Despite how forgivable his offense may be, it became a defining moment in my regenerative process. It helped open my eyes to the inherent bias in the American culture. The idea that outlaws and rebels, speakers for those with no voice, progenitors of change and revolution, protestors for equality and representation, are tolerable only in small disenfranchised doses is a linchpin holding the control of those in power in place.

The very act of regenerating made me a threat to the comfortable universe he lived in. But how? Simple. I represent, at my core, not just an alternative lifestyle, but the idea of tolerance for and acceptance of things his political and religious institution condemns. In most cases he would ignore this existence or even condemn it, but he could not with me. I was within his sphere of influence. He knew me, respected me, and believed in my basic decency and social acceptability. The moment I began regeneration I created a violently opposing dichotomy for him. Here is a person that embodies the more noble aspects of his private philosophy that simultaneously embodies the unacceptable, morally questionable, and sinful. This left him with three possible resolutions to this conflict:

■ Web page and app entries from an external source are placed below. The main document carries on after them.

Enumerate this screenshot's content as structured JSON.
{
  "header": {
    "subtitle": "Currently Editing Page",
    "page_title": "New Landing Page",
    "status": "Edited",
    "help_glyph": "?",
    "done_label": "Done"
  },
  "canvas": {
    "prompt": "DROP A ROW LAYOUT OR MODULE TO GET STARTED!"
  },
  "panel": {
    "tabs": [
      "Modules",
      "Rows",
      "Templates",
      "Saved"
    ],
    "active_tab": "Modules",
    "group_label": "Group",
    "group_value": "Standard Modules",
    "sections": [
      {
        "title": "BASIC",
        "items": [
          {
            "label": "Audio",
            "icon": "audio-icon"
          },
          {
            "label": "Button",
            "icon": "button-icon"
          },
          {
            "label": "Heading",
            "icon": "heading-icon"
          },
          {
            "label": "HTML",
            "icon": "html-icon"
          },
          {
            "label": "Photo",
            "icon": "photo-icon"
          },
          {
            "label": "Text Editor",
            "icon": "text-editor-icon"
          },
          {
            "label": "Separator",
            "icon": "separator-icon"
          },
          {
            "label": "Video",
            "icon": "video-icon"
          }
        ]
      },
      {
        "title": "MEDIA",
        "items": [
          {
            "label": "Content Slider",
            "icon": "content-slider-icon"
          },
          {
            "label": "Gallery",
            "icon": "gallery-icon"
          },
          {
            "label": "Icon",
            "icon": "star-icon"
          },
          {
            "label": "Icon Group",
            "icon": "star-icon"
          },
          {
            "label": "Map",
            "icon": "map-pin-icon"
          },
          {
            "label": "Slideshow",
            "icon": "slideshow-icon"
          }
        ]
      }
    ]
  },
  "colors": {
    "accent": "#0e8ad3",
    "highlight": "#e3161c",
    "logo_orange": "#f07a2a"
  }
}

  • ignore the positive qualities
  • ignore the negative qualities
  • redefine his personal schemata

To his credit he was not someone who could do the first, but engaging the third is such a huge undertaking it is not surprising that only the most committed or the most desperate are capable of it. This left him only one option: to ignore the aspects of who I am that are in direct conflict with his perception of me as a good human being. He had to ask me not to display these aspects in order to maintain the delicate mental and moral equilibrium his mind had created.

This also meant that he could not acknowledge my position to influence or sway others to the type of tolerant and accepting thinking that the opposing dichotomy and my position of instructor gave me. Unable to ignore the situation’s reality, he gave me a polite ultimatum: either be quiet about this and remain friends or be public (political) and be cut off. It was the only course a rational and thinking member of the powered and privileged could take. And, predictably, since transferring to a new teaching site, I have not heard from him.

Nor have I been capable of contacting him. Why not? Because the forced choice of being quietly myself or openly, actively, myself became a defining moment in my regenerative process. I was malleable at this point, subject to influence in a number of directions. This private conversation and subtle ultimatum pushed me in the direction of activist. I was so offended by the command’s audacity (as it was not phrased as either a request or a stance for consideration, but as an imperative declaration, “don’t make this political”) that I veered in the opposite direction. It is basic physics, sweetie, every action (the command against the political) results in a reaction opposite of and equal in strength to the original action (River becomes a political activist).

I know that I would have been aware of the political dimension of my existence even without this conversation. The degree of awareness and participation, however, would have been reduced. I was not one who paid attention to politics before regenerating. As a member of the powered and privileged I did not need to be, my position was secure. As a new member of the disenfranchised I could have focused only on securing the limited power and position my new life afforded me, a good white woman. But I was now aware of the bias and bigotry directed at those who make-up the bottom of the Power Pyramid. I was aware, I was emotionally charged, and I was malleable. My new personality was directly shaped by my situation, emotional state, and the people around me.

Who I am is still in development but the public outlaw, the hippie professor, speaker of truth is a fundamental part of my personality. I have been shaped, however unintentionally, by my interactions with the other—those outside myself. Whether the regenerating individual is the last of the Time Lords, a MtF, or just someone growing up and growing into themselves, who they become is intimately linked to who they were, who they were with, and how they responded to the world.